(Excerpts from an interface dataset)
-------------------------

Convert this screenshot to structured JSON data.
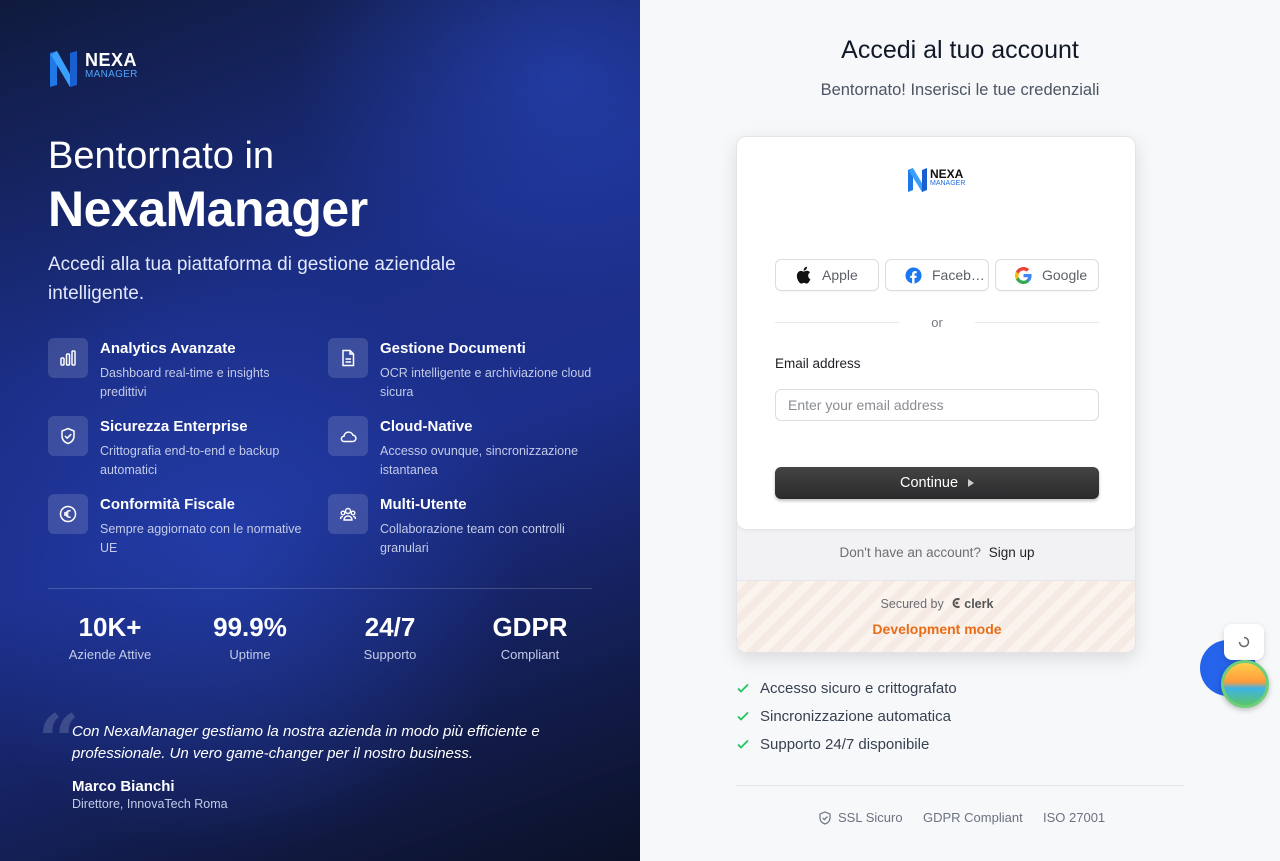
{
  "brand": {
    "logo_top": "NEXA",
    "logo_bottom": "MANAGER"
  },
  "hero": {
    "line1": "Bentornato in",
    "line2": "NexaManager",
    "subtitle": "Accedi alla tua piattaforma di gestione aziendale intelligente."
  },
  "features": [
    {
      "title": "Analytics Avanzate",
      "desc": "Dashboard real-time e insights predittivi",
      "icon": "bar-chart-icon"
    },
    {
      "title": "Gestione Documenti",
      "desc": "OCR intelligente e archiviazione cloud sicura",
      "icon": "document-icon"
    },
    {
      "title": "Sicurezza Enterprise",
      "desc": "Crittografia end-to-end e backup automatici",
      "icon": "shield-check-icon"
    },
    {
      "title": "Cloud-Native",
      "desc": "Accesso ovunque, sincronizzazione istantanea",
      "icon": "cloud-icon"
    },
    {
      "title": "Conformità Fiscale",
      "desc": "Sempre aggiornato con le normative UE",
      "icon": "euro-icon"
    },
    {
      "title": "Multi-Utente",
      "desc": "Collaborazione team con controlli granulari",
      "icon": "users-icon"
    }
  ],
  "stats": [
    {
      "value": "10K+",
      "label": "Aziende Attive"
    },
    {
      "value": "99.9%",
      "label": "Uptime"
    },
    {
      "value": "24/7",
      "label": "Supporto"
    },
    {
      "value": "GDPR",
      "label": "Compliant"
    }
  ],
  "testimonial": {
    "quote": "Con NexaManager gestiamo la nostra azienda in modo più efficiente e professionale. Un vero game-changer per il nostro business.",
    "author": "Marco Bianchi",
    "role": "Direttore, InnovaTech Roma"
  },
  "login": {
    "title": "Accedi al tuo account",
    "subtitle": "Bentornato! Inserisci le tue credenziali",
    "card_logo_top": "NEXA",
    "card_logo_bottom": "MANAGER",
    "social": [
      {
        "label": "Apple",
        "icon": "apple-icon"
      },
      {
        "label": "Facebook",
        "icon": "facebook-icon"
      },
      {
        "label": "Google",
        "icon": "google-icon"
      }
    ],
    "or": "or",
    "email_label": "Email address",
    "email_placeholder": "Enter your email address",
    "email_value": "",
    "continue_label": "Continue",
    "no_account": "Don't have an account?",
    "sign_up": "Sign up",
    "secured_by": "Secured by",
    "clerk": "clerk",
    "dev_mode": "Development mode"
  },
  "checks": [
    "Accesso sicuro e crittografato",
    "Sincronizzazione automatica",
    "Supporto 24/7 disponibile"
  ],
  "badges": [
    "SSL Sicuro",
    "GDPR Compliant",
    "ISO 27001"
  ],
  "colors": {
    "accent_blue": "#2563eb",
    "dev_orange": "#ea6d16",
    "check_green": "#22c55e"
  }
}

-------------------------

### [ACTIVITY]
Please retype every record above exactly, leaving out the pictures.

### [ANSWER BELOW]
Convert this screenshot to structured JSON data.
{
  "brand": {
    "logo_top": "NEXA",
    "logo_bottom": "MANAGER"
  },
  "hero": {
    "line1": "Bentornato in",
    "line2": "NexaManager",
    "subtitle": "Accedi alla tua piattaforma di gestione aziendale intelligente."
  },
  "features": [
    {
      "title": "Analytics Avanzate",
      "desc": "Dashboard real-time e insights predittivi",
      "icon": "bar-chart-icon"
    },
    {
      "title": "Gestione Documenti",
      "desc": "OCR intelligente e archiviazione cloud sicura",
      "icon": "document-icon"
    },
    {
      "title": "Sicurezza Enterprise",
      "desc": "Crittografia end-to-end e backup automatici",
      "icon": "shield-check-icon"
    },
    {
      "title": "Cloud-Native",
      "desc": "Accesso ovunque, sincronizzazione istantanea",
      "icon": "cloud-icon"
    },
    {
      "title": "Conformità Fiscale",
      "desc": "Sempre aggiornato con le normative UE",
      "icon": "euro-icon"
    },
    {
      "title": "Multi-Utente",
      "desc": "Collaborazione team con controlli granulari",
      "icon": "users-icon"
    }
  ],
  "stats": [
    {
      "value": "10K+",
      "label": "Aziende Attive"
    },
    {
      "value": "99.9%",
      "label": "Uptime"
    },
    {
      "value": "24/7",
      "label": "Supporto"
    },
    {
      "value": "GDPR",
      "label": "Compliant"
    }
  ],
  "testimonial": {
    "quote": "Con NexaManager gestiamo la nostra azienda in modo più efficiente e professionale. Un vero game-changer per il nostro business.",
    "author": "Marco Bianchi",
    "role": "Direttore, InnovaTech Roma"
  },
  "login": {
    "title": "Accedi al tuo account",
    "subtitle": "Bentornato! Inserisci le tue credenziali",
    "card_logo_top": "NEXA",
    "card_logo_bottom": "MANAGER",
    "social": [
      {
        "label": "Apple",
        "icon": "apple-icon"
      },
      {
        "label": "Facebook",
        "icon": "facebook-icon"
      },
      {
        "label": "Google",
        "icon": "google-icon"
      }
    ],
    "or": "or",
    "email_label": "Email address",
    "email_placeholder": "Enter your email address",
    "email_value": "",
    "continue_label": "Continue",
    "no_account": "Don't have an account?",
    "sign_up": "Sign up",
    "secured_by": "Secured by",
    "clerk": "clerk",
    "dev_mode": "Development mode"
  },
  "checks": [
    "Accesso sicuro e crittografato",
    "Sincronizzazione automatica",
    "Supporto 24/7 disponibile"
  ],
  "badges": [
    "SSL Sicuro",
    "GDPR Compliant",
    "ISO 27001"
  ],
  "colors": {
    "accent_blue": "#2563eb",
    "dev_orange": "#ea6d16",
    "check_green": "#22c55e"
  }
}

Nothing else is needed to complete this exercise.